You can withdraw the money that you contribute to a Roth IRA at any point. Say you contribute $4,000 to a Roth in 2023 and the market earns you $500. You can take out the $4,000 at any time without having to pay any taxes, penalties or fees. The government allows this because you've already paid tax on your contributions.

If you want to take out the $500 of market returns (your earnings), you can also do that, but it may come with fees and taxes. If you've had the account for over five years and one of the four following scenarios exists, you're exempt from fees and taxes when the market earnings are withdrawn:

  • You are 59½ years old or older
  • You withdraw up to $10,000 for a first-time home purchase
  • You've become disabled
  • You pass away and your inheritor is withdrawing the money

If you want to withdraw your market earnings from your Roth for any other reason, you will pay a 10% tax rate as a penalty, on top of your current tax rate. Try to avoid taking money out of your IRA, because these taxes and fees can add up. Plus, if you take money out of the market, you lose your chance for further market growth.

Now, when it comes to regular withdrawals (not early ones), there are no required minimum distributions like there are for traditional IRAs and 401(k) accounts. You can leave the money in your Roth IRA once you reach retirement age. This means your money can keep growing in the market.


How do taxes play into this?

You pay tax on your Roth IRA contributions in the year you make them. In retirement, you do not have to pay tax on the money you withdraw from the account.

Can I have both a Roth and a Traditional IRA?

Yes, you can have both a Roth and a traditional IRA and contribute to both accounts in the same year. However, you must make sure that your combined contribution doesn't exceed the maximum of $6,500 (or $7,500 if you're older than 50.

Can I have both a Roth IRA and a 401(k)?

Of course! You contribute up to the maximum in each type of plan.

What if my income is too high for a Roth IRA?

Lucky for you, there's a trick you can use that can let you legally still invest in a Roth IRA. It's called the “backdoor” method.

Is a Roth right for me?

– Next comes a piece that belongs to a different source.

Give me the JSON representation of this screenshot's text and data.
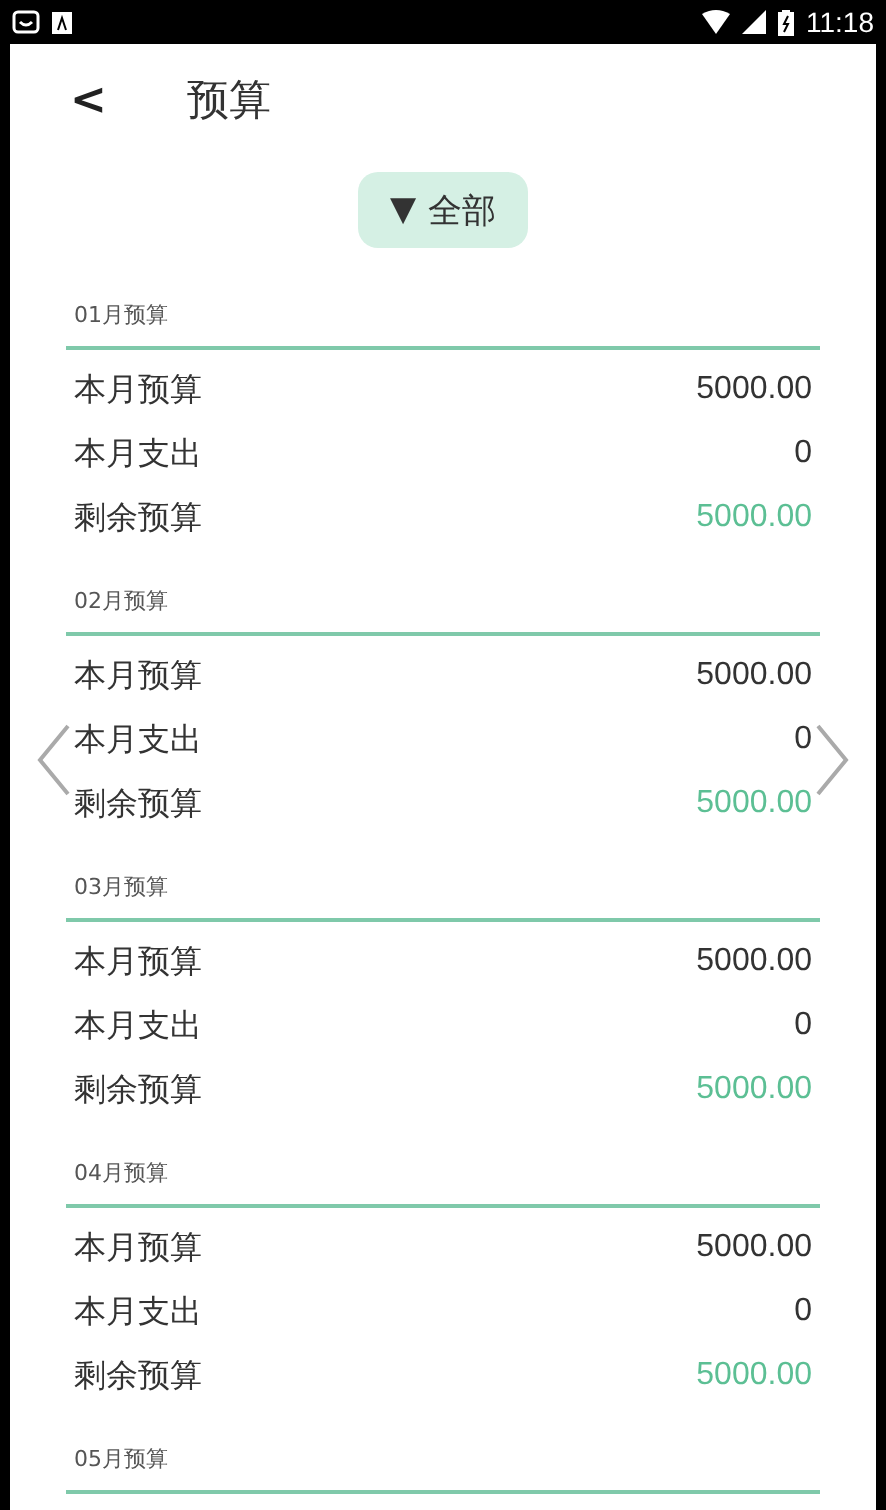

A Roth IRA is generally best for people who are in lower income tax brackets during their earning years and expect to be in a higher tax bracket in their retirement years. Since you pay taxes upfront, the idea is to pay the taxes while you are in the lowest possible tax bracket.

A Roth is also a good idea for people who don’t have access to a retirement plan through work. Only 50% of Americans have access to a 401(k) plan. A Roth is a great way to jumpstart your retirement savings, especially if you start investing at a young age.

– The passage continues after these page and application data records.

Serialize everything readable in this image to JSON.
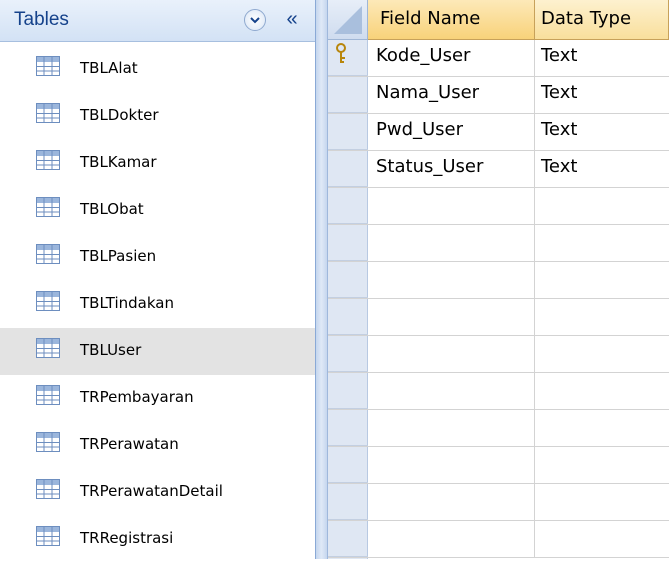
{
  "nav": {
    "title": "Tables",
    "collapse_label": "«",
    "items": [
      {
        "label": "TBLAlat"
      },
      {
        "label": "TBLDokter"
      },
      {
        "label": "TBLKamar"
      },
      {
        "label": "TBLObat"
      },
      {
        "label": "TBLPasien"
      },
      {
        "label": "TBLTindakan"
      },
      {
        "label": "TBLUser",
        "selected": true
      },
      {
        "label": "TRPembayaran"
      },
      {
        "label": "TRPerawatan"
      },
      {
        "label": "TRPerawatanDetail"
      },
      {
        "label": "TRRegistrasi"
      }
    ]
  },
  "grid": {
    "headers": {
      "field_name": "Field Name",
      "data_type": "Data Type"
    },
    "rows": [
      {
        "field": "Kode_User",
        "type": "Text",
        "primary_key": true
      },
      {
        "field": "Nama_User",
        "type": "Text"
      },
      {
        "field": "Pwd_User",
        "type": "Text"
      },
      {
        "field": "Status_User",
        "type": "Text"
      },
      {
        "field": "",
        "type": ""
      },
      {
        "field": "",
        "type": ""
      },
      {
        "field": "",
        "type": ""
      },
      {
        "field": "",
        "type": ""
      },
      {
        "field": "",
        "type": ""
      },
      {
        "field": "",
        "type": ""
      },
      {
        "field": "",
        "type": ""
      },
      {
        "field": "",
        "type": ""
      },
      {
        "field": "",
        "type": ""
      },
      {
        "field": "",
        "type": ""
      }
    ]
  },
  "colors": {
    "nav_title": "#15428b",
    "selected_item_bg": "#e3e3e3",
    "header_bg": "#f8d27a",
    "selector_bg": "#dfe7f3"
  },
  "icons": {
    "table": "table-icon",
    "dropdown": "chevron-down-icon",
    "collapse": "collapse-icon",
    "primary_key": "key-icon"
  }
}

Since the Roth IRA rules around withdrawals are more forgiving than other retirement accounts (for both early and regular withdrawals), a Roth can also act as an absolute last-ditch emergency fund. Generally. the advice from financial advisors and experts is to never withdraw money from retirement accounts before you need it, and that’s good advice. But if something terrible befalls your finances, it is easier to get money out of a Roth IRA than other accounts.

Kara Perez Freelance Contributor

Kara Perez is a freelance personal finance writer.


The content provided on Moneywise is information to help users become financially literate. It is neither tax nor legal advice, is not intended to be relied upon as a forecast, research or investment advice, and is not a recommendation, offer or solicitation to buy or sell any securities or to adopt any investment strategy. Tax, investment and all other decisions should be made, as appropriate, only with guidance from a qualified professional. We make no representation or warranty of any kind, either express or implied, with respect to the data provided, the timeliness thereof, the results to be obtained by the use thereof or any other matter.